Patients were included in the study if they were in remission after induction therapy and had relapsing granulomatosis with polyangiitis (GPA) or microscopic polyangiitis (MPA), two subtypes of AAV characterized by the presence of autoantibodies. Both disorders cause life-threatening blood vessel inflammation that can affect the lungs, kidneys, respiratory and gastrointestinal tracts, skin, heart and nervous system.
Among 105 patients in the study, 53 were randomized to receive belimumab and 52 to receive placebo. All patients who received treatment were in remission at baseline and had received induction therapy in a combination of glucocorticoids and either cyclophosphamide (78 patients) or rituximab (27 patients).
More patients had GPA (83) than MPA (22) in both the placebo and belimumab groups. Overall, patient demographics were similar across treatment groups, but more patients were 65 or older in the belimumab group (18) than in the placebo group (8), according to the article.
The primary endpoint was time to first protocol-specified event (PSE), which was defined as a Birmingham Vasculitis Activity Score (BVAS) of six or greater, the presence of one or more major BVAS item, or receipt of prohibited medication that resulted in treatment failure. Researchers defined vasculitis relapse as the PSE of either a BVAS activity score of six or greater or vasculitis medications that were prohibited in the study.

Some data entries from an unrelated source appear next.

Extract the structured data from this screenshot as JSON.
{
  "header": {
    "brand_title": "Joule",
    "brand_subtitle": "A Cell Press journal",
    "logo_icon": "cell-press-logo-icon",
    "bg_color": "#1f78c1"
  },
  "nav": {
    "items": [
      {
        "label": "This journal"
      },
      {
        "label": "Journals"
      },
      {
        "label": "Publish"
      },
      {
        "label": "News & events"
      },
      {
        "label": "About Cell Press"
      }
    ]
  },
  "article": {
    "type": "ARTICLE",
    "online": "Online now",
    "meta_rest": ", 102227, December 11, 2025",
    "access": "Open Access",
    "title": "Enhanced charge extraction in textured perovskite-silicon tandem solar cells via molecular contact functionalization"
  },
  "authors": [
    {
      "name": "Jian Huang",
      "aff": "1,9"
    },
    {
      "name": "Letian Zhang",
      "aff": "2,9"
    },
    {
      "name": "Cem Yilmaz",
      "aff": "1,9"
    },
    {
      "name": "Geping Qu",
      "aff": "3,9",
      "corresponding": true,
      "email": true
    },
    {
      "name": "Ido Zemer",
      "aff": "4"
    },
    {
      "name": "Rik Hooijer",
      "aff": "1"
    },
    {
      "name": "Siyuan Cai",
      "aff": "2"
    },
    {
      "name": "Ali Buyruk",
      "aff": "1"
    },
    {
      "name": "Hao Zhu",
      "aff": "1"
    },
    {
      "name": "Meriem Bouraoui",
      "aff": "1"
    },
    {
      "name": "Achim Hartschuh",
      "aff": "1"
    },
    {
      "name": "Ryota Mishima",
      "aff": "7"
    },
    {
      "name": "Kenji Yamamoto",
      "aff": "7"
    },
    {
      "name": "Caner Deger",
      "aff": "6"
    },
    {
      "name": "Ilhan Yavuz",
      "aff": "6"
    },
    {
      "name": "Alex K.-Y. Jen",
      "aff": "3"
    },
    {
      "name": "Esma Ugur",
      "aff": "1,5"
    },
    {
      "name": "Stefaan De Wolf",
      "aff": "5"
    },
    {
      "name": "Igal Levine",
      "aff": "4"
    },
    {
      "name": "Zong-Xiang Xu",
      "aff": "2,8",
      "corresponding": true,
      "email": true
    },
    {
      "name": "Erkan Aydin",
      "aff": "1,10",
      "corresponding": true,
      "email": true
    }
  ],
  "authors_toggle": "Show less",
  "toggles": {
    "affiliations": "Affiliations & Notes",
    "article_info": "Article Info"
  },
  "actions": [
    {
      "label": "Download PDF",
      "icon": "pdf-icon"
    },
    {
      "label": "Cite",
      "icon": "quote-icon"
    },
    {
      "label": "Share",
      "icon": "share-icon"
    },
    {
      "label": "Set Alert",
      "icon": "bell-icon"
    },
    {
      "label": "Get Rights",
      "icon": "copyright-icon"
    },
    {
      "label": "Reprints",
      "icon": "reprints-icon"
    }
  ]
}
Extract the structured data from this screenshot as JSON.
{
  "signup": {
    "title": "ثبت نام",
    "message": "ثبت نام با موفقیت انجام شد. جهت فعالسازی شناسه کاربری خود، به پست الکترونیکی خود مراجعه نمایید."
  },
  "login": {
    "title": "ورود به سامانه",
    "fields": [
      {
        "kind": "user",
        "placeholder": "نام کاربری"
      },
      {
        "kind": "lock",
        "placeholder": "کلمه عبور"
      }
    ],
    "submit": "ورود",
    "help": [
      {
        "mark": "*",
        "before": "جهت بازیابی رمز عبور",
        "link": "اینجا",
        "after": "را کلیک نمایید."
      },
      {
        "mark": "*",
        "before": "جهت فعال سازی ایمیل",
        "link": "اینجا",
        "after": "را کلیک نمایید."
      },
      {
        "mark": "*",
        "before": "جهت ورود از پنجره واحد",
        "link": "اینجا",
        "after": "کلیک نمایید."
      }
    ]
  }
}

Results showed using belimumab as an add-on to maintenance treatment did not reduce the risk of PSE or vasculitis when compared with placebo. The difference in time to first PSE was not statistically significant between the belimumab and placebo groups, according to the article.
The overall PSEs rate was low in both groups: 10 out of the 53 patients (18.9%) who received belimumab, and 11 out of 52 patients (21.2%) who received placebo. Vasculitis relapses occurred in six patients (11.3%) in the belimumab group and eight patients (15.4%) in the placebo group.
All vasculitis relapses in the belimumab group were among patients who had proteinase 3 (PR3) ANCA-associated vasculitis with cyclophosphamide-induced disease remission. None of the patients from the belimumab group who had received rituximab induction therapy suffered relapses, a development the authors suggest deserves further study.
For the placebo group, relapses occurred independent of the induction therapy type, disease stage or ANCA type, according to the article.
Adverse events were as expected, says Dr. Merkel, and were recorded in 49 out of 53 belimumab patients and 43 out of 52 placebo patients. None posed any new safety concerns, according to the article.
The goals were revised during the study, which spanned 2013–2017, and the patient sample size was reduced from 300 because of prevailing use of rituximab not only for induction therapy, but also to prevent AAV relapse, notes Dr. Merkel.
“Recruitment was a challenge because of the [increasing] use of rituximab for maintenance of remission during this trial due to changing practice patterns, increasing data on the benefits of rituximab and increasing approval and availability of rituximab worldwide,” says Dr. Merkel.
It was “intriguing” to see that none of the patients who received both rituximab and belimumab had a relapse, even though the sample size was not enough to be definitive, says Dr. Merkel. In conclusion, the combination of the drugs tested appeared safe, the study provided useful information and it demonstrates the ability of the international vasculitis research community to conduct randomized trials in this rare disease, he says.
“The trial does not support the use of belimumab in ANCA-associated vasculitis to maintain remission,” says Dr. Merkel “However, that does not necessarily mean that BLyS is not part of the pathophysiology, nor does it mean that belimumab or a similar agent might not have a role in this treatment.”